“I knew they knew about everything I was involved in, and I was really terrified,” she said.
“They knew where to hit”
Around midnight — 13 hours after she had first arrived at Allenby — Kiswani was taken into yet another room where a female officer interrogated her. The officer asked her what she thought of the “Israeli-Palestinian conflict” and “the Israeli army,” she said.
“She asked ‘if Jews were allowed to join SJP, or if it’s only for Muslims and Arabs.’ I said no, of course Jews are allowed to join — there are Jews in the club,” Kiswani said. “She accused me [of dishonesty] and then asked me ‘what would you do to fix the Israeli-Palestinian conflict?’ I didn’t know what to say at this point … she forced me to answer. I said, ‘I don’t know, begin by giving people equal rights.’”
“I mentioned the word ‘occupation,’” she added. “[The officer asked], ‘Why do you say occupation? Where did you get this from? Who taught you this word?’ I said, ‘this is something I learned in college in America, in my international law class. It’s a legal term.’”
Kiswani said the officer became even more aggressive. “She said, ‘you may think it’s an occupation, I don’t think it’s an occupation.’… I kept trying to be good, I kept trying to give them the answers they wanted … I feared for my safety at this point.”

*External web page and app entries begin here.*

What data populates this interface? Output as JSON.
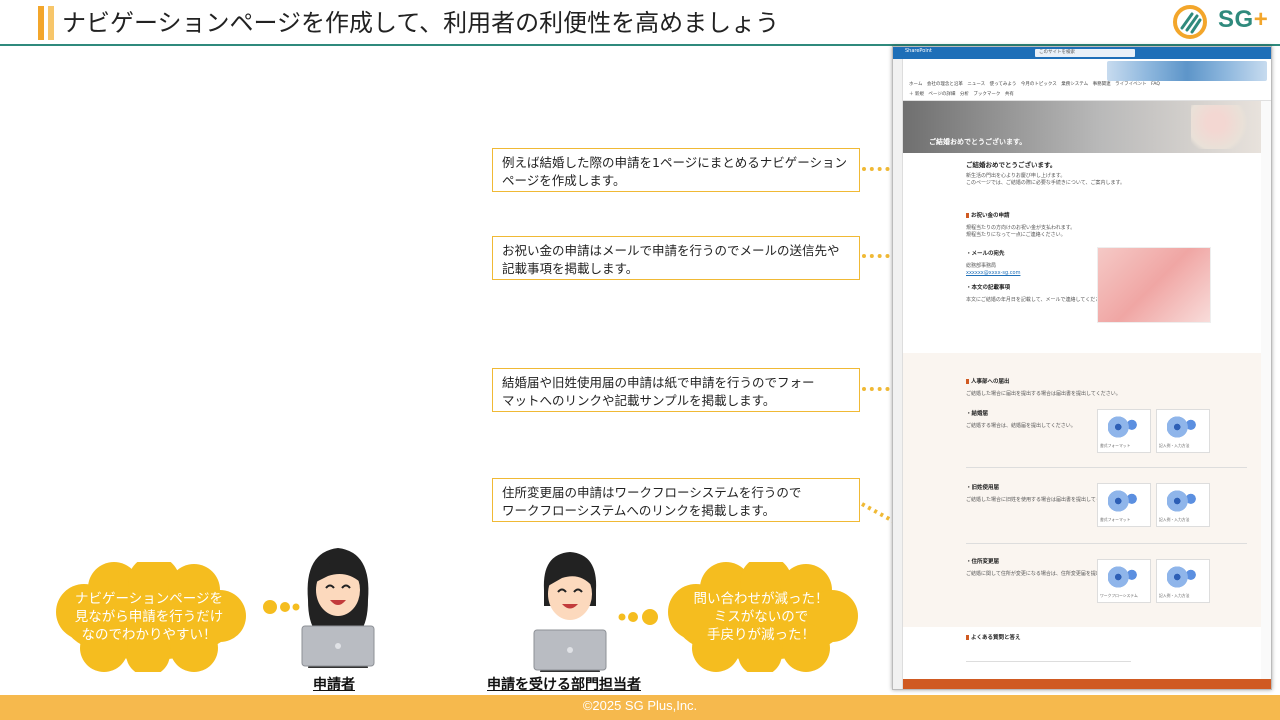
{
  "header": {
    "title": "ナビゲーションページを作成して、利用者の利便性を高めましょう",
    "logo_text": "SG",
    "logo_plus": "+"
  },
  "callouts": [
    {
      "line1": "例えば結婚した際の申請を1ページにまとめるナビゲーション",
      "line2": "ページを作成します。"
    },
    {
      "line1": "お祝い金の申請はメールで申請を行うのでメールの送信先や",
      "line2": "記載事項を掲載します。"
    },
    {
      "line1": "結婚届や旧姓使用届の申請は紙で申請を行うのでフォー",
      "line2": "マットへのリンクや記載サンプルを掲載します。"
    },
    {
      "line1": "住所変更届の申請はワークフローシステムを行うので",
      "line2": "ワークフローシステムへのリンクを掲載します。"
    }
  ],
  "screenshot": {
    "app_name": "SharePoint",
    "search_placeholder": "このサイトを検索",
    "nav_row1": "ホーム　会社の理念と沿革　ニュース　使ってみよう　今月のトピックス　業務システム　事務関連　ライフイベント　FAQ",
    "nav_row2": "＋ 新規　ページの詳細　分析　ブックマーク　共有",
    "hero_title": "ご結婚おめでとうございます。",
    "intro_heading": "ご結婚おめでとうございます。",
    "intro_text1": "新生活の門出を心よりお慶び申し上げます。",
    "intro_text2": "このページでは、ご結婚の際に必要な手続きについて、ご案内します。",
    "gift_heading": "お祝い金の申請",
    "gift_text1": "規程当たりの方向けのお祝い金が支払われます。",
    "gift_text2": "規程当たりになって一点にご連絡ください。",
    "mail_heading": "・メールの宛先",
    "mail_label": "総務部事務局",
    "mail_address": "xxxxxx@xxxx-sg.com",
    "content_heading": "・本文の記載事項",
    "content_text": "本文にご結婚の年月日を記載して、メールで連絡してください。",
    "hr_heading": "人事部への届出",
    "hr_text": "ご結婚した場合に届出を提出する場合は届出書を提出してください。",
    "marriage_heading": "・結婚届",
    "marriage_text": "ご結婚する場合は、結婚届を提出してください。",
    "oldname_heading": "・旧姓使用届",
    "oldname_text": "ご結婚した場合に旧姓を使用する場合は届出書を提出してください。",
    "address_heading": "・住所変更届",
    "address_text": "ご結婚に関して住所が変更になる場合は、住所変更届を提出してください。",
    "card_format": "書式フォーマット",
    "card_sample": "記入例・入力方法",
    "card_workflow": "ワークフローシステム",
    "faq_heading": "よくある質問と答え"
  },
  "characters": [
    {
      "label": "申請者"
    },
    {
      "label": "申請を受ける部門担当者"
    }
  ],
  "bubbles": [
    {
      "line1": "ナビゲーションページを",
      "line2": "見ながら申請を行うだけ",
      "line3": "なのでわかりやすい！"
    },
    {
      "line1": "問い合わせが減った！",
      "line2": "ミスがないので",
      "line3": "手戻りが減った！"
    }
  ],
  "footer": {
    "copyright": "©2025 SG Plus,Inc."
  },
  "colors": {
    "accent": "#f3a62b",
    "callout_border": "#f0b935",
    "rule": "#2f8a7d",
    "sharepoint": "#1e6fb8",
    "footer": "#f6b94d"
  }
}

“She asked me, ‘What do you think about what happened in Gaza last summer?’ At this point, I just wanted to burst into tears. I was in Palestine when that happened and it was extremely heartbreaking, seeing everyone around me and feeling so helpless.”
Kiswani told The Electronic Intifada that “this was an extremely emotional soft spot to hit. They knew where to hit.”
Finally, the officer demanded to go through her text messages on her mobile phone. Kiswani refused. Then she was asked to log into her Facebook account and let the officer see her timeline and private inbox.
Kiswani again refused. “She kept pressing for it, in the most threatening way,” she said.
The officer then said that because she had refused to let the Israeli authorities access her private Facebook account, she was being denied entry because of her “hostile behavior towards Israel.”
A paper they wanted her to sign stated that the formal reason for denial of entry was “prevention of illegal immigration considerations,” Kiswani said. She refused to sign the paper, and was eventually put on a bus to the Jordanian border around 2am.
Back at her relatives’ home in Amman, Kiswani said that this experience has only intensified her determination to keep working for justice in Palestine.
“This [denial of entry to my homeland] is what millions of Palestinians in refugee camps and in different places around the world are facing,” Kiswani explained.
“Now my American citizenship doesn’t give me any privilege when it comes to Israel anymore, and I’m in the same position as they are. I’ve already faced my biggest fear when it came to activism — being denied at the border.”
She said that now that the fear is gone, “I can be even more upfront and forefront and vocal and really strong about my activism and about my beliefs … I’m going to go back as motivated and as strong as possible.”
“I don’t regret my activism,” she added. “We want a free Palestine for all, not just for some. With that message, we can really galvanize the community and solidarity organizations in New York and across the nation to continue working as hard as ever for Palestine liberation and human rights and justice and freedom.”
- denial of entry
- allenby crossing
- Palestinian Americans
- US State Department
- Students for Justice in Palestine
- Nerdeen Kiswani
- West Bank
- Ben-Gurion airport
- Tel Aviv
- Mike Coogan
- Susan Abulhawa
- George Khoury
- San Francisco
- Brooklyn Nets
- Leonard Petlakh
- Hunter College
- New York City